The stress of the past year has given us all reasons to toss and turn, and that can have serious effects on our health.
Has your sleep partner noticed that you’re not sleeping, or snoring more than usual? Do you have a headache when you wake up, or feel tired during the day? Dr. Avinder Minhas from the Surrey Sleep Clinic says these are common signs of obstructive sleep apnea.
Two kinds of sleep apnea
Apnea is a pause in breathing, and it’s considered significant if it lasts for more than ten seconds at a time and occurs more than five times an hour.
- Obstructive sleep apnea: A pause in breathing caused by a temporary throat obstruction. People with OSA are often noisy sleepers (snoring).
- Central sleep apnea: A pause in breathing that happens when your brain doesn’t send the proper signals to your diaphragm at the right time.
Dr. Minhas says most people who have sleep apnea have obstructive sleep apnea. Central sleep apnea is very common if you have heart problems (Cheyne Stokes respiration) or neurological problems, and if you take opiates (Biot’s respiration). More than 30 per cent of people with heart failure and atrial fibrillation and those on opiate treatment have central sleep apnea. These patients are also at increased risk for obstructive sleep apnea. It is crucial to receive the appropriate diagnosis and treatment.
“Patients with central sleep apnea won’t respond to regular treatment, which usually involves sleeping with a CPAP machine. It may work for some patients, but it can also make the central apnea worse — sometimes worsening the problem tenfold.”
Some doctors wrongly prescribe CPAP machines for central sleep apnea without doing a proper assessment, or referring patients to a sleep lab like the Surrey Sleep Clinic for further tests.

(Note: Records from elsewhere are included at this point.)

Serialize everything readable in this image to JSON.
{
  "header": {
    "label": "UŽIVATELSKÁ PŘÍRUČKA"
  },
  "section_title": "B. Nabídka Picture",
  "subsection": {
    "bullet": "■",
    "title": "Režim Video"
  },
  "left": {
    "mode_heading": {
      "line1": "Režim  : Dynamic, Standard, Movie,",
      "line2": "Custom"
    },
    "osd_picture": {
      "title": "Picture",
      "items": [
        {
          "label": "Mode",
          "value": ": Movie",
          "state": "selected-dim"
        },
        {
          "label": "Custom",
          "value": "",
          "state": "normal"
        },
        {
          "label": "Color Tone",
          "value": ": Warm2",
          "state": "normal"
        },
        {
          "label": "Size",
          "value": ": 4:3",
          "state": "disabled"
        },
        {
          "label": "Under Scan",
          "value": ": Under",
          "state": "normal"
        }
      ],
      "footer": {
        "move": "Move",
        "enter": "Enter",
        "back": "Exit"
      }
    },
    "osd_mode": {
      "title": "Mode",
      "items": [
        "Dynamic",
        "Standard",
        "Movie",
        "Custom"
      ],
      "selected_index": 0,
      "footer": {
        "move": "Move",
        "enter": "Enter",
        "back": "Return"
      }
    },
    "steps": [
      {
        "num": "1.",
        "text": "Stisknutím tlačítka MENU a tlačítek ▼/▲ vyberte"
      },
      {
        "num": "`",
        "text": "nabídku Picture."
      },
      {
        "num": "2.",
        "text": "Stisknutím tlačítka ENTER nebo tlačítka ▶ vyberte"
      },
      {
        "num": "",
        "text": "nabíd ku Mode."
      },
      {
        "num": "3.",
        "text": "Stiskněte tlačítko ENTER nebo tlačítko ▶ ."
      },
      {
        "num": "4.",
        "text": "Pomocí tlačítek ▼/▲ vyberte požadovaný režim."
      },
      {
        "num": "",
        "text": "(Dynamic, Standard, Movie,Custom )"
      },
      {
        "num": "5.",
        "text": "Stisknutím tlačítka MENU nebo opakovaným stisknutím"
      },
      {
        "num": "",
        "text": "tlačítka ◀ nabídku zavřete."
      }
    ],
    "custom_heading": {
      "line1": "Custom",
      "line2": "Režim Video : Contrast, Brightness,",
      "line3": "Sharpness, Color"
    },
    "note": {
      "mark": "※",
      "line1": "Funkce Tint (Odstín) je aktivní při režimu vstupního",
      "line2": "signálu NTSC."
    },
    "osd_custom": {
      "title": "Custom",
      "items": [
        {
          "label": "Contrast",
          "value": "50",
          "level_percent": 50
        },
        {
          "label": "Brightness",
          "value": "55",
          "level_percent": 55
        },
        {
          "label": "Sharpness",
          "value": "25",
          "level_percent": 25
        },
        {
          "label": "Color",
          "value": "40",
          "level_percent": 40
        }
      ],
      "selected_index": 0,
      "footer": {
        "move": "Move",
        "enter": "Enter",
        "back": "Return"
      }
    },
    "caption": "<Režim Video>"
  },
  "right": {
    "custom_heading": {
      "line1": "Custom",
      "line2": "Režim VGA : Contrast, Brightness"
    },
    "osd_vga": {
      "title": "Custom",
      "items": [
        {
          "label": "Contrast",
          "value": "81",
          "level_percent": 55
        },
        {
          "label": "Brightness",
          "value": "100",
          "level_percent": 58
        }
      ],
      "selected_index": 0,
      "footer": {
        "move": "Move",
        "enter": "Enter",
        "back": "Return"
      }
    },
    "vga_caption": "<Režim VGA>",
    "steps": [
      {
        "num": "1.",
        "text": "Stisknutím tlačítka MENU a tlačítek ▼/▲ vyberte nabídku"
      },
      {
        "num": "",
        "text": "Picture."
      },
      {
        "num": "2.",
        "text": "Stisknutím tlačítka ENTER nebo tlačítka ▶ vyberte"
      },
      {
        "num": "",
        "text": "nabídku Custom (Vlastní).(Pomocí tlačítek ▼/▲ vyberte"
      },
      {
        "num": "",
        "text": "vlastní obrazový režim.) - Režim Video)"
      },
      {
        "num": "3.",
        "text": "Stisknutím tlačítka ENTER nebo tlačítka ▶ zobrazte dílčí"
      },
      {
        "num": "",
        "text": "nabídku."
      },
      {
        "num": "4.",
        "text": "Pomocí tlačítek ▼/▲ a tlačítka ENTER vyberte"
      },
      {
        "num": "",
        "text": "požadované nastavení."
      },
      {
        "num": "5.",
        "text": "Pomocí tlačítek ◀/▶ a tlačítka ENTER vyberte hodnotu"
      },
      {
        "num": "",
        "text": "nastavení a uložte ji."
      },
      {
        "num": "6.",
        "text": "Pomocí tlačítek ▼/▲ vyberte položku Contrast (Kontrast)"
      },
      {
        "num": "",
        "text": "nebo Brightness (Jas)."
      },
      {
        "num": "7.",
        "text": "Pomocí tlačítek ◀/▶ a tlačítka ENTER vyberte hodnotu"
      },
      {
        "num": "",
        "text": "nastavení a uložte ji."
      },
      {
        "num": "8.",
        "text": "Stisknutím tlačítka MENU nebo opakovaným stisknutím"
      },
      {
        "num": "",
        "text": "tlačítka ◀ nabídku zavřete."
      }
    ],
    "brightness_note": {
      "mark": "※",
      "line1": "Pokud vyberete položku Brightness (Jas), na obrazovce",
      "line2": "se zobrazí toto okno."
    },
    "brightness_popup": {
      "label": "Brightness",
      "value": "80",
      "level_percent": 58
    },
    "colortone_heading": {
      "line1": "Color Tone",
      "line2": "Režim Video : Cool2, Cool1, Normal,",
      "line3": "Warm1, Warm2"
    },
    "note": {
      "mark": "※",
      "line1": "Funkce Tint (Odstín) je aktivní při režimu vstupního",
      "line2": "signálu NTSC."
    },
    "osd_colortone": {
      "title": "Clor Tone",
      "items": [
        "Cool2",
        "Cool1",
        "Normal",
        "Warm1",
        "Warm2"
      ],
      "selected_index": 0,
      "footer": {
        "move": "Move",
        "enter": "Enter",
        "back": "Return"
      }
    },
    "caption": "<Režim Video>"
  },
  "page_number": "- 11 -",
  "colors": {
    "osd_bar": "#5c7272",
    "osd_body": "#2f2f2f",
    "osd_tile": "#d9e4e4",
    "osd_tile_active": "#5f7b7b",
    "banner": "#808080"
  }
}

And that can have serious consequences.
“Sleep disorders should be dealt with scientifically, not blindly,” Dr. Minhas says.
Know the risks
While central sleep apnea is generally less common, the risk is much greater among patients who have heart disease or use opioids like oxycodone, methadone, etc.
“The data shows that people who use prescription opioids have a high risk of dying in their sleep, even on a stable dose. Is it because of central sleep apnea? It’s hard to know, but it’s important that people recognize these risks,” Dr. Minhas says.
For those with severe obstructive sleep apnea, the risk of falling asleep while driving is very high, which is one of many reasons it’s important to seek treatment instead of just ‘toughing it out.’
“Seeing a specialist helps patients receive an accurate diagnosis, and it also helps with treatment compliance,” Dr. Minhas says. “It’s so important to do the proper follow-up, to make sure patients are able to stick to their treatment plan.”
Surrey Sleep Clinic services are funded by MSP with a physician referral. On your first visit you’ll meet with a physician to discuss your symptoms. If needed, you may be referred to the Sleep Lab for further testing.